But the scarring, he said, would not affect the kidney's functioning in Bud's body.

At 9:25 a.m., surgeons had freed Judy's left kidney from the fat, muscle and tissue that surrounded it. All that was left to do was cut the tube that connects the kidney to the bladder and disconnect the blood supply by cutting the renal vein and artery.

"How close are they next door?" Pruett asked. "Tell them we're ready."

A nurse left the room and came back with the answer: "Fifteen minutes."

Surgeons in Bud's room worked to cut open a section near his abdomen, where they planned to insert his new kidney. They did not remove his old kidneys, explained nurse Kenneth Fitzgerald. Instead, doctors create a pocket for the new kidney, and the old, nonfunctioning kidneys eventually shrivel up.

That is why kidney transplant patients should avoid contact sports, he said, because the new kidney is less protected than the old.

At 9:40, Bud's doctors were ready, and his surgeon, Robert Sawyer, headed to Judy's room.

"Are you ready, Rob?" Pruett asked.


Sawyer placed Judy's pink kidney into a bowl of cold water, where it turned gray as urine and blood were washed away.

"It's flushing beautifully," Sawyer said.

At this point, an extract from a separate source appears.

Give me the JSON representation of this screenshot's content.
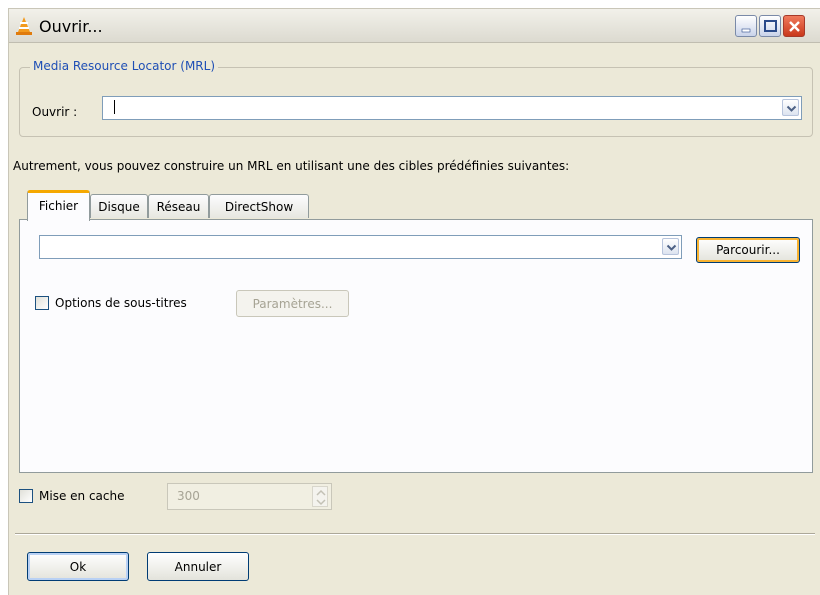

Using a rolling cart, Sawyer then took the kidney next door, where he began the long, intricate process of connecting the new kidney into Bud.

The other Judy, Judy Casey, waited for news while knitting a blue sweater for her soon-to-be-born nephew. She has never been a worrier. She knew everything would be fine, especially because of the Andersons' deep religious convictions.

"I know she's prayed a lot about this," said Judy Casey, who runs a ladies dress shop in Middleburg.

Valerie Reid filled a photo album with pictures of her children as she waited for news of her parents' operations. After a while, she tried to nap on her husband's shoulder. "I tried to sleep last night," she said. "I slept a little bit, but I kept having these crazy dreams."

It was 10:20 a.m. when Judy was brought out of the operating room--and about two hours later, Reid and her brother Eric were allowed to see her as she emerged from the recovery room.

"Mrs. Anderson, you have visitors," the nurse said gently to Judy.

Judy didn't respond, still groggy from anesthesia. Reid's red eyes filled with tears as she leaned over and kissed her mother.

A few minutes later, Bud's surgeons were through, and at 2:45 p.m., he saw his family again.

Bud and Judy Anderson were doing "really well," according to hospital spokeswoman Marguerite Beck. Judy was recuperating nicely, and Bud's new kidney was functioning normally.

Bud and Judy had asked to stay in the same hospital room but had to settle for separate rooms on the same floor.

If everything continues to go well, Judy will go home tomorrow, and Bud will go home Tuesday or Wednesday. Full recovery for Judy will take about eight weeks, fewer if she heals quickly. For Bud, recuperation will take longer. During the first three months, doctors will have to monitor his kidney constantly for signs of rejection.

Bud hopes that an experimental anti-rejection drug now in the final stages of approval by the Food and Drug Administration will help him. He decided to sign up for the medication out of a desire to help other people.

"I believe in trying anything that could help anyone in the future," he said. "Somebody's gotta do it."

And the Andersons also hope that by sharing their experience with friends and strangers, they can teach people that kidney donations can come from almost anyone, whether related by blood or not.